Where should a dog with separation anxiety sleep? Place your dog’s bed or crate in a quiet, familiar area where they feel secure. Experiment with different locations to find what provides the most comfort and minimizes anxiety.

Should I say goodbye to my dog when I leave? Limit emotional goodbyes, as they can heighten anxiety. Keep departures low-key, and gradually increase the time you spend away to help your dog become accustomed to your absence.

Should I let my dog sleep with me if he has separation anxiety? Allowing your dog to sleep with you can provide comfort, but it’s essential to establish boundaries. A comfortable crate near your bed can offer a secure space while maintaining a sense of closeness.

How do I train my dog to leave his crate alone? Gradually extend the time your dog spends in the crate during non-departure periods. Associate the crate with positive experiences, use treats, and ensure the crate is a welcoming and enjoyable space.

How can I help my dog with separation anxiety naturally? Natural remedies, such as calming pheromones, soothing music, and interactive toys, can aid in managing separation anxiety. Consult with a veterinarian for guidance on supplements or herbal remedies.

How do you crate train an older dog? Introduce the crate gradually, associate it with positive experiences, and use treats and praise. Gradually increase crate time and ensure the dog sees the crate as a safe and enjoyable space.

How do I stop my dog from having severe separation anxiety? Addressing severe separation anxiety may require a comprehensive approach, including gradual desensitization, positive reinforcement, and potentially, professional help. Consult with a veterinarian or a certified dog trainer.

Why did my dog suddenly develop separation anxiety? Sudden onset separation anxiety can be triggered by various factors, including changes in routine, environment, or traumatic experiences. Identifying the cause is crucial for developing an effective intervention plan.

What age is the hardest with a dog?

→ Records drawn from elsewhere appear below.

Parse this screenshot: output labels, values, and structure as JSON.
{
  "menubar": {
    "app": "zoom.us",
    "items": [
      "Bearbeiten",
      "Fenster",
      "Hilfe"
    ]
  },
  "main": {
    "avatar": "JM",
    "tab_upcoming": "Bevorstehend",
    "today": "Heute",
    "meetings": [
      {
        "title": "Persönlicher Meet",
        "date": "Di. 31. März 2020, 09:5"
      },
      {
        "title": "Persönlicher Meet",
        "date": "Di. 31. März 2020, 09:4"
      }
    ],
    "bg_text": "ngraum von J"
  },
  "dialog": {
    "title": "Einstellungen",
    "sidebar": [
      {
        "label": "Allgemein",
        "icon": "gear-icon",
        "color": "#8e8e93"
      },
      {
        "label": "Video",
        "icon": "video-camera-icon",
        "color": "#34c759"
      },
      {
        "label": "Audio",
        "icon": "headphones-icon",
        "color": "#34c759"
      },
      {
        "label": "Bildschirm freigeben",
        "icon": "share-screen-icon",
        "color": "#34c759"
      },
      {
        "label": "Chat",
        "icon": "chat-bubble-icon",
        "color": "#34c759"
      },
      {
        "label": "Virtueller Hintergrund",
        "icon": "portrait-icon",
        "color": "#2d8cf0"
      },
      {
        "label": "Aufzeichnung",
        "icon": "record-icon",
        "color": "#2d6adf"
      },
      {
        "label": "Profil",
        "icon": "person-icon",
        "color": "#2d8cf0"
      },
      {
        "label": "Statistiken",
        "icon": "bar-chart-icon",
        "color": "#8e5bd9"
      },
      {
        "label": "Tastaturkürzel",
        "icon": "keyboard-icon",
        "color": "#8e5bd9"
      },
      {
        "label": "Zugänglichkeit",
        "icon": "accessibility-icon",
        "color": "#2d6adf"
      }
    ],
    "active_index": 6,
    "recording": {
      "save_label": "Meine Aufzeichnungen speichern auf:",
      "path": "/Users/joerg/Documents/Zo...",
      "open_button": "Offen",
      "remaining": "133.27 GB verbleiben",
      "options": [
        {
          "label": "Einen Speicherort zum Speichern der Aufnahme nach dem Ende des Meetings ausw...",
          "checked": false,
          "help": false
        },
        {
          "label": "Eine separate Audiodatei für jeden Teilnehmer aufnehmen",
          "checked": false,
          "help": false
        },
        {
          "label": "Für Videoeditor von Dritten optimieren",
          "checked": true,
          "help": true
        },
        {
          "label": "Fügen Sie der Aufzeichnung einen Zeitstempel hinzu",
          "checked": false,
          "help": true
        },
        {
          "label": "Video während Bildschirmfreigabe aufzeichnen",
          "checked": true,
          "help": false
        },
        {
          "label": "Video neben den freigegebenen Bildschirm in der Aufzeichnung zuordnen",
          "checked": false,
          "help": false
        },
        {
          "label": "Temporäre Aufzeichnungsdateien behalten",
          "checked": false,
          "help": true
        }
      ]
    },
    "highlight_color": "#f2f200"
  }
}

The challenges of dog ownership can vary, but adolescence (around 6 months to 2 years) is often considered a challenging phase. Consistent training, positive reinforcement, and patience are essential during this period.

Which breeds are more prone to separation anxiety? Breeds with strong bonds to their owners, such as Retrievers, Bichons, and German Shepherds, may be more prone to separation anxiety. However, individual temperament and experiences also play significant roles.

How do you treat anxiety in a crate? Treating anxiety in a crate involves positive associations, gradual desensitization, and creating a comfortable environment. Incorporate calming aids, such as soothing music or toys, and seek professional guidance if needed.

More about how to crate train a dog here.